To this end the Taliban sought to unite militant groups. Reports surfaced in February 2009 that Mullah Omar allegedly settled the differences in the Pakistani Taliban and formed the Shura Ittehadul Mujahideen (SIM), or Council of United Mujahedeen. Baitullah Mehsud, Hafiz Gul Bahadur, and Maulavi Nazir supposedly signed an oath to Omar and Osama bin Laden, and also agreed to focus their attacks on coalition forces in Afghanistan.
Taliban officials denied the reports and Mehsud publicly denied the SIM. The subsequent Taliban offensive in Swat put the meeting in doubt. The situation isn't static though. Mehsud may have felt like he had to attack Pakistan at the time, but that he would eventually move his operations against America in Afghanistan. Omar had warned him of provoking Pakistan's military; maybe Mehsud realized the truth of Omar's advice and is ready to follow it.
Whether the SIM exists remains uncertain, but Mullah Omar is certainly trying to consolidate the Taliban for the upcoming years. The newly found handbook professing a velvet glove over the iron hand fits the trend. Beyond limiting acts of cruelty, the book is a means to weed out the more criminal elements of the Taliban, of which there are many. It also forbids the unauthorized formation of combat units. Omar is attempting to separate the weak and combine the strong.

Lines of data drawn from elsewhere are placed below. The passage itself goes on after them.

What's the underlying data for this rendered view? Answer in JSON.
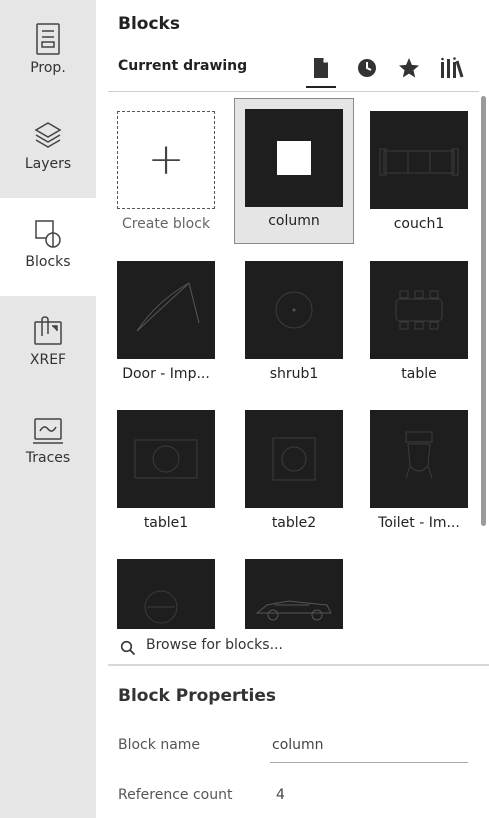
{
  "sidebar": {
    "items": [
      {
        "label": "Prop.",
        "icon": "properties-icon"
      },
      {
        "label": "Layers",
        "icon": "layers-icon"
      },
      {
        "label": "Blocks",
        "icon": "blocks-icon",
        "active": true
      },
      {
        "label": "XREF",
        "icon": "xref-icon"
      },
      {
        "label": "Traces",
        "icon": "traces-icon"
      }
    ]
  },
  "panel": {
    "title": "Blocks",
    "subtitle": "Current drawing",
    "tabs": [
      {
        "icon": "document-icon",
        "active": true
      },
      {
        "icon": "clock-icon"
      },
      {
        "icon": "star-icon"
      },
      {
        "icon": "library-icon"
      }
    ]
  },
  "blocks": {
    "create_label": "Create block",
    "items": [
      {
        "label": "column",
        "selected": true
      },
      {
        "label": "couch1"
      },
      {
        "label": "Door - Imp..."
      },
      {
        "label": "shrub1"
      },
      {
        "label": "table"
      },
      {
        "label": "table1"
      },
      {
        "label": "table2"
      },
      {
        "label": "Toilet - Im..."
      },
      {
        "label": ""
      },
      {
        "label": ""
      }
    ]
  },
  "browse": {
    "label": "Browse for blocks..."
  },
  "properties": {
    "title": "Block Properties",
    "name_label": "Block name",
    "name_value": "column",
    "count_label": "Reference count",
    "count_value": "4"
  },
  "colors": {
    "sidebar_bg": "#e6e6e6",
    "thumb_bg": "#1e1e1e",
    "selected_bg": "#e5e5e5"
  }
}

Think twice the next time an American official says they expect deaths to rise. America isn't the only one adding troops to the battle; the Taliban is boosting its ranks as well. It too predicted higher casualties through a variety of attacks across Afghanistan, exactly what's happening. Believing America is believing the Taliban.